presence with a client because I am small framed and blonde. I've been asked to
send through older-looking headshots for panels that I've talked on so that
I'll appear to be more of an expert on the topic. And I've also been rejected
from a graduate banking role because, despite having the best technical
responses and understanding of the candidates—who were all the same age [and
had] the same experience levels as me, I was not suitable for the role because
I appear too 'young and bubbly.' "
"I have worked really hard to build credibility on paper
through my experiences. So, when I do manage to get an invitation to the table,
I have had to face this challenge of therefore owning my voice in that
situation, and I've had to try various different approaches to how to deal with
this when people might have incoming biases against me by virtue of my
appearance. … What I've pretty much figured out from all of this is that the
best approach is just to be myself in those situations, because someone's
always got something to say, and I've just learned that there's a reason that
I'm in that room."
"One really pivotal moment for me … was the 120 K [bike] ride
that I eventually built up to. … I didn't think I was capable of digging that
deep and pushing myself to achieve something that was so hard at the time. And
so I think, just kind of knowing what I'm capable of now, and what that threshold
is, which is being just brought up to this new high level that that's all
thanks to that experience and something that I'm really proud of going beyond
what I ever thought I could achieve."
Words of encouragement and advice
"Go try some fun, new activities that might be a bit out of
your comfort zone. And you can make it really fun, you can do it with a friend
in a very low-pressure environment. … I think doing something like that is just
such a great way to feel self-confidence and empower yourself and show yourself
what you are capable of in a fun way, and maybe find a new hobby at the same
"Leadership does come in many different shapes, sizes,
appearances, and everyone really is a leader in the corner of the world that
they've carved out for themselves. Just don't be afraid to step in and own that

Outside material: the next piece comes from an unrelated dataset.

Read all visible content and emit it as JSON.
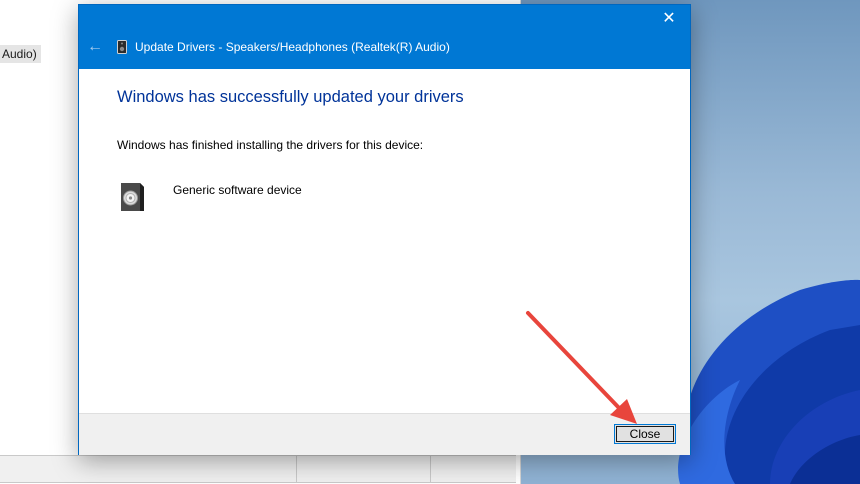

space that you've made and created for yourself, because you're the best person
to own it."
To keep up with Emma, follow her on LinkedIn and Twitter.
Watch Emma's Remarkable Women, Powerful Stories video below:
8 MARCH 2023